- Deer resistant
- Susceptible to very few viruses
There are countless bulb options to choose from that thrive in Zone 5. They give your garden stunning colour and foliage all spring and summer long. Blubs are also a great way to get a head start on your spring garden and are so much fun to watch grow and bloom!
- Choose from a huge variety of flowers, heights, blooming times, and sun requirements
- The most hardy bulbs for Zone 5 include Daffodil, Iris, Tulip, Lily, Snowdrop, Hyacinth, and Crocus
- Bulbs are divided into spring and summer blooming bulbs
- Spring blooming bulbs must be planted the previous fall with enough time before the ground freezes (ideally 6-8 weeks)
- Summer blooming bulbs are planted in the spring (summer bulbs will not live through our winter, so they must be dug up and stored inside through the winter months and replanted in May-June)
- Plant in a good drainage area
- Make sure to thoroughly read the planting depth and instructions for the best result

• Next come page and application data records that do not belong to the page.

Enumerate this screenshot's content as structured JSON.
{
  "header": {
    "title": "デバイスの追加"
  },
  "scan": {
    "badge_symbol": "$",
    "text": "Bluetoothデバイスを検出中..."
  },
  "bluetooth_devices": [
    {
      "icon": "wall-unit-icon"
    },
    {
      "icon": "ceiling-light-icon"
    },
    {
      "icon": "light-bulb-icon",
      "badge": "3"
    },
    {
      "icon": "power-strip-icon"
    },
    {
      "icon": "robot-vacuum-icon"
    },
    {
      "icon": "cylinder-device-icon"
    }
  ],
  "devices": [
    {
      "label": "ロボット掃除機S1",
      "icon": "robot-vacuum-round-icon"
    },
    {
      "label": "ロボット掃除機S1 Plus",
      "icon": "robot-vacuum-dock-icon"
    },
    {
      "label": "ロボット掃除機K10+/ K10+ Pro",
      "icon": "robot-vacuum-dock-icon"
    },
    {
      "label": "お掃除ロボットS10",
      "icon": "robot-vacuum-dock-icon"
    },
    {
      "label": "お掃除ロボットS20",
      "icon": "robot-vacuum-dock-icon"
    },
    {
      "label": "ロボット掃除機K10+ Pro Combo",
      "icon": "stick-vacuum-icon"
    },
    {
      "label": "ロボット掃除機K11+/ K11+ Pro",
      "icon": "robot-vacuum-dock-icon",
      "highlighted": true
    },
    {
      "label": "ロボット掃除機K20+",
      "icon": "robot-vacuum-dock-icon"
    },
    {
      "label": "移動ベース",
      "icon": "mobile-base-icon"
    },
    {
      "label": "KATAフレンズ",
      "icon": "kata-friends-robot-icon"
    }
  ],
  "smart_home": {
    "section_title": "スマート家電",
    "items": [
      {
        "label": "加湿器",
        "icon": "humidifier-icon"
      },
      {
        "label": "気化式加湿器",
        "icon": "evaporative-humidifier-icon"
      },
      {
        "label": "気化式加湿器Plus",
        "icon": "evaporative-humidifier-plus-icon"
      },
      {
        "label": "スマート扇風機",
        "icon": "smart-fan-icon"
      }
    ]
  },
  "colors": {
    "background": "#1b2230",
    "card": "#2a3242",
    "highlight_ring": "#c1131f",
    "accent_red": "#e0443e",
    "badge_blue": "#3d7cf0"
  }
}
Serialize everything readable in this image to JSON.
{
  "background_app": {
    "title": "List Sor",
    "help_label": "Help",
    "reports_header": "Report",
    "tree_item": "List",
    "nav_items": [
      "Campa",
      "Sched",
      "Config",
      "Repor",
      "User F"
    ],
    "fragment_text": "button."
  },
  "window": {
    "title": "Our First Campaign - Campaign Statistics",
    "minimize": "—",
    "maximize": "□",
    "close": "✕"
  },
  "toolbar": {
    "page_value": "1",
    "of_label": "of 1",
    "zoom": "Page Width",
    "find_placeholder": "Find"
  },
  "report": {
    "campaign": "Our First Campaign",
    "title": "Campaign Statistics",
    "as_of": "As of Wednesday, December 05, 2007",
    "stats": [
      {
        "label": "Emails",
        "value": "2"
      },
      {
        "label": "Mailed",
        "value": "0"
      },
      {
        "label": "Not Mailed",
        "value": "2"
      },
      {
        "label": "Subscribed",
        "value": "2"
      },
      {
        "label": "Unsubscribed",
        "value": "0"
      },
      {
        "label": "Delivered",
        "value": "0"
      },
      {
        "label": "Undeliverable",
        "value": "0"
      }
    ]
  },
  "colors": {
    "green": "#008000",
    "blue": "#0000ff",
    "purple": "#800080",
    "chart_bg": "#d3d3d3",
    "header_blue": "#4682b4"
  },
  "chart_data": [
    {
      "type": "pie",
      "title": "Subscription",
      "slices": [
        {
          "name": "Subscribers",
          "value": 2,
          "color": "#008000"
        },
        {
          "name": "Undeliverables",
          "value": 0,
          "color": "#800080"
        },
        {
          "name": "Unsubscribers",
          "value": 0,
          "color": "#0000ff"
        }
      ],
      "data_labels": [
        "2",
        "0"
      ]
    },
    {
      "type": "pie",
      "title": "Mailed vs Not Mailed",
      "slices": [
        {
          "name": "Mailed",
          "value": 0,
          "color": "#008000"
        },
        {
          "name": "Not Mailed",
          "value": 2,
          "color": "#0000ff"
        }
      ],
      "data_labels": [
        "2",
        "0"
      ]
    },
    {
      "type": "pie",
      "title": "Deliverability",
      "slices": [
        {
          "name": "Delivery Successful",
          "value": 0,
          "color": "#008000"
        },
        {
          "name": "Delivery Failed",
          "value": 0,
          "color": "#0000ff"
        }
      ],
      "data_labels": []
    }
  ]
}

For early spring bloom, choose Crocus and snowdrops. For late spring and in to the summer months, choose bulbs like Iris, Tulips (an Ottawa staple and come in a wide variety of colours), Daffodils, Lilies, Hyacinth, Narcissus, Allium (Ornamental Garlic) (and my personal favourite because they look like something out of a Dr. Seuss book!).
If you were curious about how Zoning works, check out this link from Natural Resources Canada to learn more about plant hardiness across Canada.
I hope you and your loved ones are well and that you have been able to enjoy some of the sunshine and get out in the garden!